Task prompt:
Write out every line below that contains "username".

Dataset rows for apps and sites

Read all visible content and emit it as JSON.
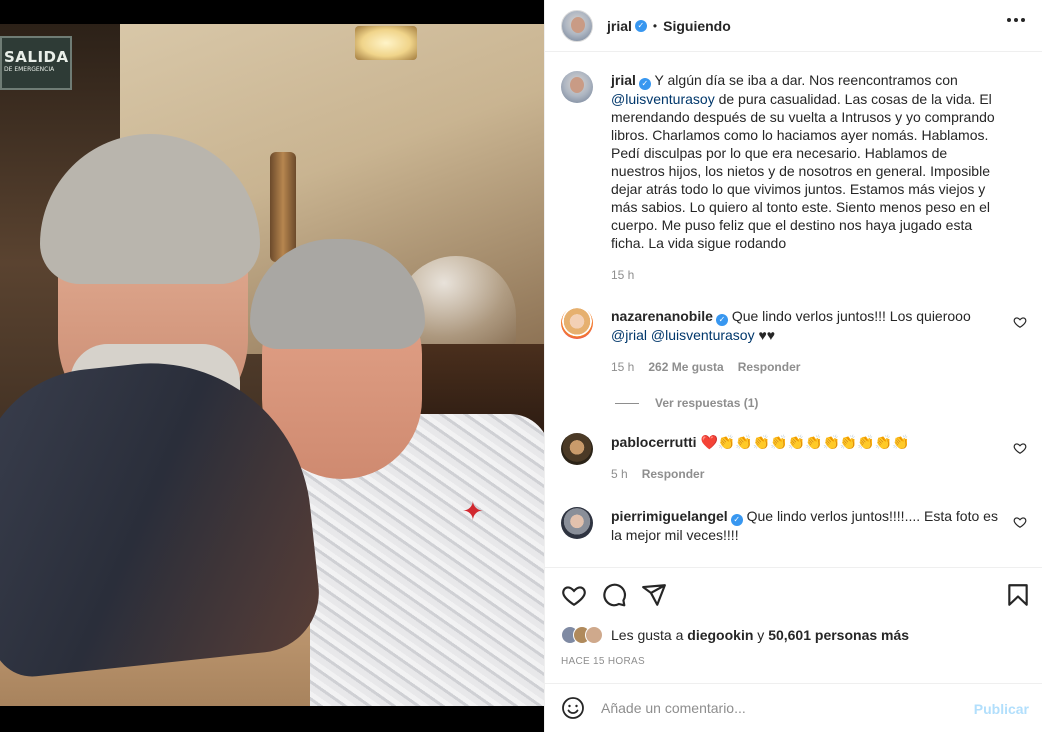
{
  "post": {
    "username": "jrial",
    "verified_mark": "✓",
    "separator": "•",
    "follow_status": "Siguiendo",
    "photo": {
      "exit_sign_text": "SALIDA",
      "exit_sign_sub": "DE EMERGENCIA"
    }
  },
  "caption": {
    "username": "jrial",
    "text_1": "Y algún día se iba a dar. Nos reencontramos con",
    "mention": "@luisventurasoy",
    "text_2": "de pura casualidad. Las cosas de la vida. El merendando después de su vuelta a Intrusos y yo comprando libros. Charlamos como lo haciamos ayer nomás. Hablamos. Pedí disculpas por lo que era necesario. Hablamos de nuestros hijos, los nietos y de nosotros en general. Imposible dejar atrás todo lo que vivimos juntos. Estamos más viejos y más sabios. Lo quiero al tonto este. Siento menos peso en el cuerpo. Me puso feliz que el destino nos haya jugado esta ficha. La vida sigue rodando",
    "time": "15 h"
  },
  "comments": [
    {
      "username": "nazarenanobile",
      "text_1": "Que lindo verlos juntos!!! Los quierooo",
      "mention_1": "@jrial",
      "mention_2": "@luisventurasoy",
      "text_2": "♥♥",
      "time": "15 h",
      "likes": "262 Me gusta",
      "reply": "Responder",
      "view_replies": "Ver respuestas (1)"
    },
    {
      "username": "pablocerrutti",
      "text": "❤️👏👏👏👏👏👏👏👏👏👏👏",
      "time": "5 h",
      "reply": "Responder"
    },
    {
      "username": "pierrimiguelangel",
      "text": "Que lindo verlos juntos!!!!.... Esta foto es la mejor mil veces!!!!"
    }
  ],
  "likes": {
    "prefix": "Les gusta a",
    "user": "diegookin",
    "conj": "y",
    "count": "50,601 personas más"
  },
  "timeago": "HACE 15 HORAS",
  "add_comment": {
    "placeholder": "Añade un comentario...",
    "publish": "Publicar"
  },
  "colors": {
    "verified": "#3897f0",
    "mention": "#00376b",
    "muted": "#8e8e8e",
    "publish_disabled": "#b2dffc",
    "heart": "#ed4956"
  },
  "icons": [
    "more-icon",
    "heart-icon",
    "comment-icon",
    "share-icon",
    "bookmark-icon",
    "emoji-icon"
  ]
}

Answer:
    "username": "jrial",
    "username": "jrial",
      "username": "nazarenanobile",
      "username": "pablocerrutti",
      "username": "pierrimiguelangel",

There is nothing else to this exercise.